*** Opening of Entries provided ***

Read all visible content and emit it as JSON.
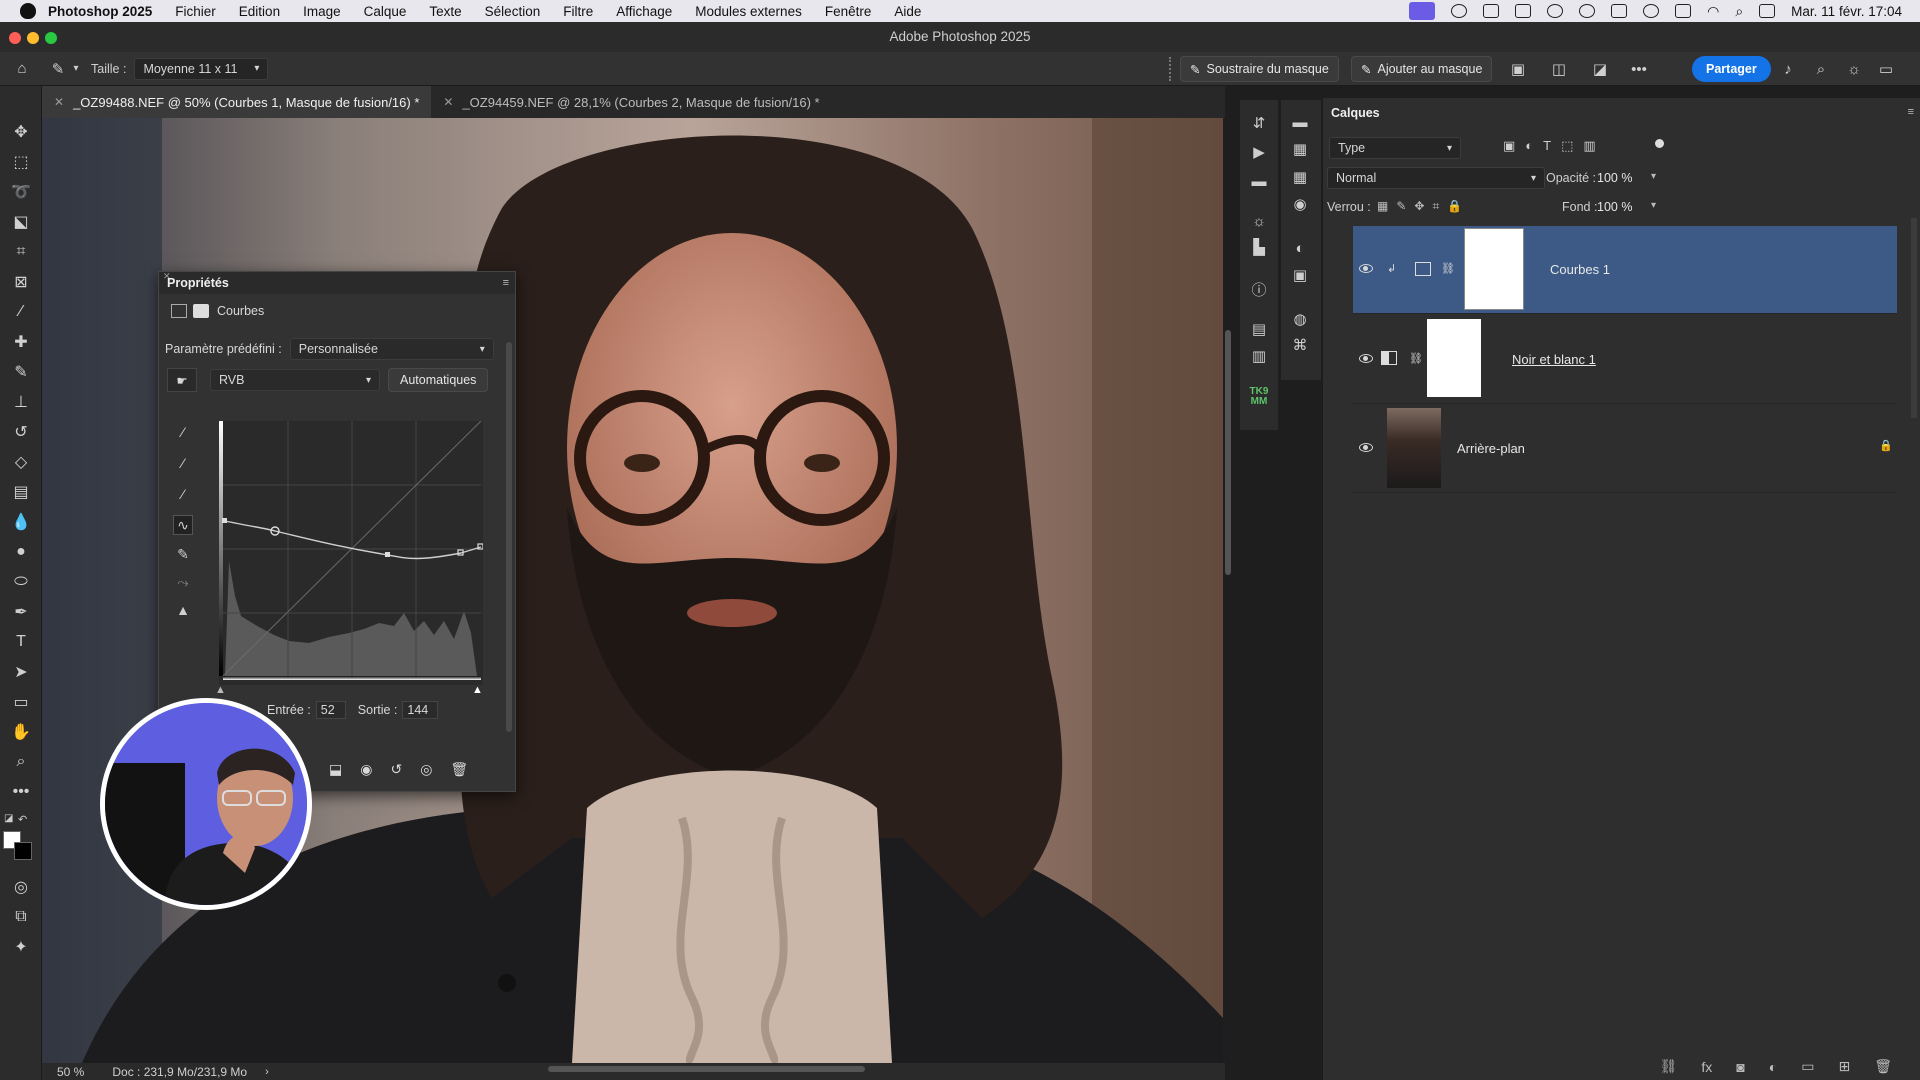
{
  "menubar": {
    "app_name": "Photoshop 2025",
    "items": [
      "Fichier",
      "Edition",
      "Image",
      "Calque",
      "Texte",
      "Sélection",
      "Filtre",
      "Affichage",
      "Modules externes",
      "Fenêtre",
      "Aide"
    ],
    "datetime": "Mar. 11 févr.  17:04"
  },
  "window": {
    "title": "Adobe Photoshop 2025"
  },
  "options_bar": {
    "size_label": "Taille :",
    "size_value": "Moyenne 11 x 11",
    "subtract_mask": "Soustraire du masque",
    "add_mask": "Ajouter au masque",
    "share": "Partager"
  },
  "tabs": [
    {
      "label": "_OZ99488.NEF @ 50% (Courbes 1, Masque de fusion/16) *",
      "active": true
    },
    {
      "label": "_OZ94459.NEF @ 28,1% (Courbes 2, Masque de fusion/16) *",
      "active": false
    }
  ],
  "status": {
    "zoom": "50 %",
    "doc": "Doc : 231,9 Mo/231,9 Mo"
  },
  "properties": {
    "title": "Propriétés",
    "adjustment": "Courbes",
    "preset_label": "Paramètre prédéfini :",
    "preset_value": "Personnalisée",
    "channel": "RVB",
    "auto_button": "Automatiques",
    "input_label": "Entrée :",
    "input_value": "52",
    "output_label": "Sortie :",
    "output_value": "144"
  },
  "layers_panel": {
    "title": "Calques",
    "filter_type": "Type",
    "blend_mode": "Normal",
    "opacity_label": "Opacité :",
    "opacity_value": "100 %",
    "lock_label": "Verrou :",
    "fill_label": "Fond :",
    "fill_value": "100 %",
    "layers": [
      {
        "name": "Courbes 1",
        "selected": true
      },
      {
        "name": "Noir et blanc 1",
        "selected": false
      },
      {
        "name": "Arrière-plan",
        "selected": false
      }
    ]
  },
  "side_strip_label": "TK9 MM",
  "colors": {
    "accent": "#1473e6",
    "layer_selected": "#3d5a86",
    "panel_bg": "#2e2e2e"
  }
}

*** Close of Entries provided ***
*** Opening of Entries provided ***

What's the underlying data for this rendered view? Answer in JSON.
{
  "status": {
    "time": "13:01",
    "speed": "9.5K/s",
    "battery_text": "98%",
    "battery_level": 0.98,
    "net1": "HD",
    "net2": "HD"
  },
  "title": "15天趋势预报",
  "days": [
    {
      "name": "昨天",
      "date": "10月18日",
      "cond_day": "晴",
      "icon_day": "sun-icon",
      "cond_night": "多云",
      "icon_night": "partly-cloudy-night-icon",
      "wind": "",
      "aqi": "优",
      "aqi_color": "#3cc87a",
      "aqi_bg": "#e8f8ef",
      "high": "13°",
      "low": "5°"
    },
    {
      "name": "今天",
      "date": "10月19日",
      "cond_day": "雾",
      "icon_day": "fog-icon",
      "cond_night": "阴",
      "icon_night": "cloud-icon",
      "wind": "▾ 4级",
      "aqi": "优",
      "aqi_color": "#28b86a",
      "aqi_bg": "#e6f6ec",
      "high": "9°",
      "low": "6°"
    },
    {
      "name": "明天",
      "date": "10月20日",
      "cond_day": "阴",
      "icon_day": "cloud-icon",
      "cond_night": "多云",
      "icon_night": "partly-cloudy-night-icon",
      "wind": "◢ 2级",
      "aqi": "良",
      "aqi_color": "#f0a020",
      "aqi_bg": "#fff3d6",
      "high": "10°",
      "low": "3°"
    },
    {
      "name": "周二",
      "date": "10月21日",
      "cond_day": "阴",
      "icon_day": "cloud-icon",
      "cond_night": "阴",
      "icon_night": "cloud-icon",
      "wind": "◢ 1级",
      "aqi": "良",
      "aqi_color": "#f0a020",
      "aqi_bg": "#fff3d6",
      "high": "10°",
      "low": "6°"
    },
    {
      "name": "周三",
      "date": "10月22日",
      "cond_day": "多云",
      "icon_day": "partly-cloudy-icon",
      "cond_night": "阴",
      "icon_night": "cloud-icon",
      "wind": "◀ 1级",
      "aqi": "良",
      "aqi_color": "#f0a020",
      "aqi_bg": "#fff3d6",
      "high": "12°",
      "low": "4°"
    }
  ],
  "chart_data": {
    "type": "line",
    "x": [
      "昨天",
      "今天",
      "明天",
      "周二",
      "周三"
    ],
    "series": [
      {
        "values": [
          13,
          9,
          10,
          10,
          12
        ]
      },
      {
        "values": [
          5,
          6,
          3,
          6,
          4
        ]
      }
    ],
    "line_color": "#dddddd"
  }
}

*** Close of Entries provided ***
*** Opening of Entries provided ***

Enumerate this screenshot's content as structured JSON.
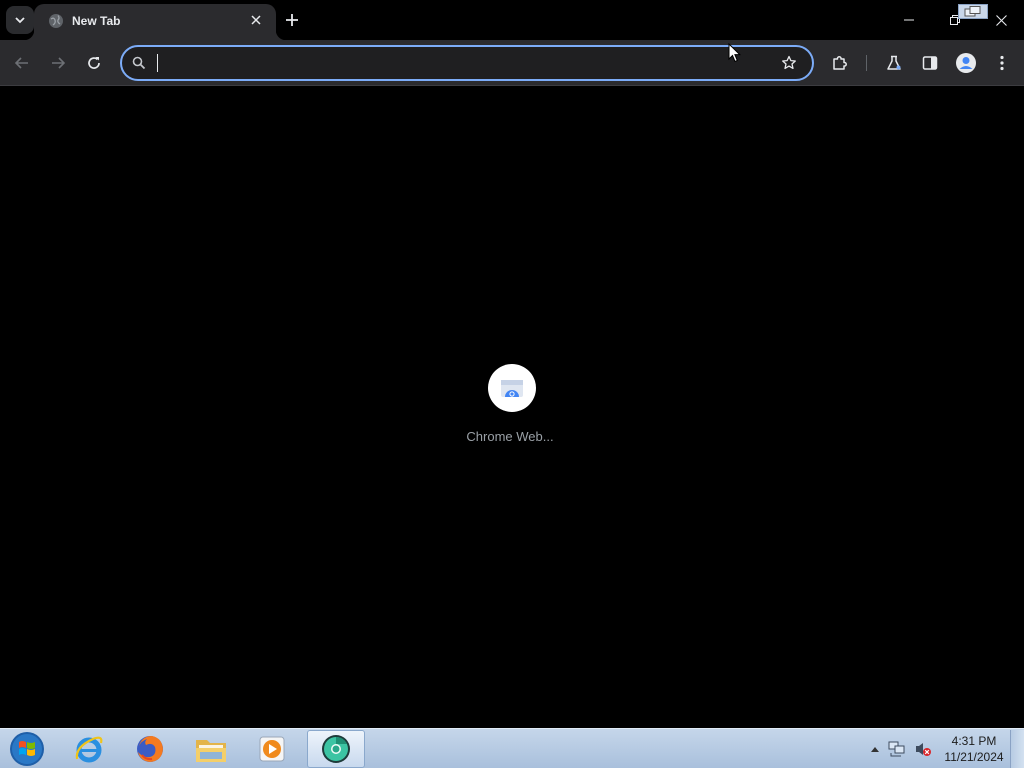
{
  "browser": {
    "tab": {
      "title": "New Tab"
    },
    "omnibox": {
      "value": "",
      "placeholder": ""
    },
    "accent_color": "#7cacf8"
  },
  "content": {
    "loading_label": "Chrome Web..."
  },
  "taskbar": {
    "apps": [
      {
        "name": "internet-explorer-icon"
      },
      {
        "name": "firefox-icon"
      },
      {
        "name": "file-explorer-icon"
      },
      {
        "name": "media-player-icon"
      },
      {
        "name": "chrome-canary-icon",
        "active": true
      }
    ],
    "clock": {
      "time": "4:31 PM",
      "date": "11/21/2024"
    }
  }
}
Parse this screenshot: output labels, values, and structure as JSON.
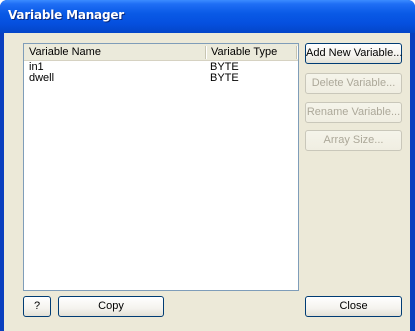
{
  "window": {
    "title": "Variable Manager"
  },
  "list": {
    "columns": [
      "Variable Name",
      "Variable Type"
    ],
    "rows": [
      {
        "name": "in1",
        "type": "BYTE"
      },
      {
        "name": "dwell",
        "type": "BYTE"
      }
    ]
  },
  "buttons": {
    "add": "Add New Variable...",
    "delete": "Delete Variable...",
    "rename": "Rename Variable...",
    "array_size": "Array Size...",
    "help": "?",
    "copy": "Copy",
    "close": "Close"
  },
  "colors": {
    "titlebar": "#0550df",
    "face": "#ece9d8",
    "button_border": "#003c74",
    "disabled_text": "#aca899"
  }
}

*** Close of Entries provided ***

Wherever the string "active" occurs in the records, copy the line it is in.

Expected answer:
      "active": true
      "active": false
        "active": true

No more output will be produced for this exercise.